October 22, 2014
Alcohol Plus Opioids or Benzodiazepines: PotentiallyAtlanta—Prescriptions for opioid pain relievers (OPRs) and benzodiazepines should come with a strong warning to avoid alcohol.
That’s according to a new analysis from the CDC and the FDA. The report was published recently in the Morbidity and Mortality Weekly Report.
Alcohol was commonly involved in hospital emergency department (ED) visits resulting from the abuse of OPRs or benzodiazepines, as well as in deaths related to those drugs, according to the analysis.
In fact, more than a fourth of ED visits related to benzodiazepine abuse—and nearly a fifth of OPR abuse–related ED visits—involved alcohol. Slightly more than 20% of the drug-related deaths from abuse of those medications also involved alcohol.
“Alcohol involvement was higher in single-drug class ED visits for benzodiazepines compared with all ED visits involving benzodiazepines as well as single drug-class deaths for both OPRs and benzodiazepines compared with all deaths involving these drugs,” according to the authors who point out that “this was especially pronounced for the benzodiazepine single-drug class deaths, for which 72.1% involved alcohol.”
Concurrent use of alcohol with the substances increases central nervous system depression and overdose risk, according to the report, which notes that “benzodiazepines and weaker OPRs are less likely to cause such events without the additive effect of alcohol.”
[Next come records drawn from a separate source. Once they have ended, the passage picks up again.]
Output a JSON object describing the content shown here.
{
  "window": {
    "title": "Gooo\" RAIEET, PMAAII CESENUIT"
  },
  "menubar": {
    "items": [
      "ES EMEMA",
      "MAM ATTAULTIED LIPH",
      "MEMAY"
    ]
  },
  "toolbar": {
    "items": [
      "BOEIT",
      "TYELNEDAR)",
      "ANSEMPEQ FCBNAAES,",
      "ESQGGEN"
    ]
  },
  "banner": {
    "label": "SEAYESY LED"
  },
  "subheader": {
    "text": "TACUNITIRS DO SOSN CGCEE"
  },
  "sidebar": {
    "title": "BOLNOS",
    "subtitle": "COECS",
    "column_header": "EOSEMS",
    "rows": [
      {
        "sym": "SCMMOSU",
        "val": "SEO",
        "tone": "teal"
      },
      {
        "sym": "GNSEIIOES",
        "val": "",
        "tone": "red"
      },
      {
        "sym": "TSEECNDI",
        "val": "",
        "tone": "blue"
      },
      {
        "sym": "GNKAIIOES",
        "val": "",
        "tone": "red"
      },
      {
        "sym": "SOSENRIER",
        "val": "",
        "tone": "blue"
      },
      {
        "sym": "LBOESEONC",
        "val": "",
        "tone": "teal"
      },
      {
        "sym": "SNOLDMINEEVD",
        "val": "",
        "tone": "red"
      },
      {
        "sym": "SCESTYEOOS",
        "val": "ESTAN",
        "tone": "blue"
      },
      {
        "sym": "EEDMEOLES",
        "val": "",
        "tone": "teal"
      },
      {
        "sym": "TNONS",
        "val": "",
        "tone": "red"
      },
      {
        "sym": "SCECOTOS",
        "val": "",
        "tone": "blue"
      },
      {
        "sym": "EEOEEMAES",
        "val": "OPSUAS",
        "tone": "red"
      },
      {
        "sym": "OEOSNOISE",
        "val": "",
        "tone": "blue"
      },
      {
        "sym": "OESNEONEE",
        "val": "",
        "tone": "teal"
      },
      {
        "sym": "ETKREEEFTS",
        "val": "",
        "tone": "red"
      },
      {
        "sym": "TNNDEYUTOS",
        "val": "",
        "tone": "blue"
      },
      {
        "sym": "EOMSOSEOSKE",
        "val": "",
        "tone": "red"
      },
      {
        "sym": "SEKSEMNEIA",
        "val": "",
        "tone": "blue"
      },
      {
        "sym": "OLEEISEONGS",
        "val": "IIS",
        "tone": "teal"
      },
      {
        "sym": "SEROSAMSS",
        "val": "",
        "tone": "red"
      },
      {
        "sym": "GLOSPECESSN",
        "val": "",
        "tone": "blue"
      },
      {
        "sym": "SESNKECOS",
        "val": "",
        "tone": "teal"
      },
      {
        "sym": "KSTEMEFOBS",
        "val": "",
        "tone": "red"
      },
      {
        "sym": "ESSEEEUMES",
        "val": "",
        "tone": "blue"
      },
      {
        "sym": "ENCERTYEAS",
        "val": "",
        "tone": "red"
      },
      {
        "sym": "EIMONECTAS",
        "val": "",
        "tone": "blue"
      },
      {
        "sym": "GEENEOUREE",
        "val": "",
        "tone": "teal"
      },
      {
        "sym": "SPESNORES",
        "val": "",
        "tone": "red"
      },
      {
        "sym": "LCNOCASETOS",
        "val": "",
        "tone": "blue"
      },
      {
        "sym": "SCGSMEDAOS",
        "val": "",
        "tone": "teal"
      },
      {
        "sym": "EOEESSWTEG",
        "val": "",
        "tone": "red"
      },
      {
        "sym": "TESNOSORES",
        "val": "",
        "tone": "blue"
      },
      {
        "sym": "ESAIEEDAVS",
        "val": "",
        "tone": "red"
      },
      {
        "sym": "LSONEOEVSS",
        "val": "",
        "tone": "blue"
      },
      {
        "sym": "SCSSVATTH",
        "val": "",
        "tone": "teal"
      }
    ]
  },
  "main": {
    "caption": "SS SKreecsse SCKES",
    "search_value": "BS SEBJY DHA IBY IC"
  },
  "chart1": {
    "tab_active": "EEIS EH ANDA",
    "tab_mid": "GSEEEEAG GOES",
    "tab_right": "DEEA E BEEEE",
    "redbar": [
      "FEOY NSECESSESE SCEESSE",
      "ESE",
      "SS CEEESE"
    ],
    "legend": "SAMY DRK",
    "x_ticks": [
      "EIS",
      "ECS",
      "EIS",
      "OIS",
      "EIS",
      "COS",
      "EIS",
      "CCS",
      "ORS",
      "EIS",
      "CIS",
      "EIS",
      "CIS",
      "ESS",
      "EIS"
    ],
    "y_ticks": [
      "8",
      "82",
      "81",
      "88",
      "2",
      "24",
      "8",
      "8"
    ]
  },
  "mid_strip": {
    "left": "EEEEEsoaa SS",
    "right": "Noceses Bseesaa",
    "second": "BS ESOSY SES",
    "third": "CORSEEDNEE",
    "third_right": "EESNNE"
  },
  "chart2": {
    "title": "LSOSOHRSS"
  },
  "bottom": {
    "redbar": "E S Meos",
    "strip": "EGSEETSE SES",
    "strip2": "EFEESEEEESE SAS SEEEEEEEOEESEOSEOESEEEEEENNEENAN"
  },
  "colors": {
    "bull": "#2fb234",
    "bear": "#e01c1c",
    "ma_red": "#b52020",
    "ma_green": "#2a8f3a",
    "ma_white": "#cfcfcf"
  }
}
Combining alcohol with the powerful drugs was a bigger problem for men than women, according to the research, possibly because men report higher prevalence, frequency, and intensity of binge drinking.
“The fact that approximately one-fifth of OPR drug abuse–related ED visits and drug-related deaths involve alcohol suggests the need for stronger prevention measures to mitigate this significant public health problem,” the authors write. “OPRs and benzodiazepines are prescribed and dispensed by healthcare providers, and this presents an opportunity to discuss their risks, especially the serious risk of central nervous system depression when combined with alcohol or other depressants.”
Yet, they point out that only 16% of adults in the United States have discussed alcohol consumption with a health professional, while the percentage discussing other substance use is unknown.
The report calls for a range of interventions such as combined prevention programs that target alcohol and prescription drug abuse, systematic provider and patient education, and integration of screening and intervention services into the primary care health system. The authors note that early identification of problematic alcohol and drug use might reduce the number of ED visits and deaths related to drug abuse and alcohol.
|U.S. Pharmacist Social Connect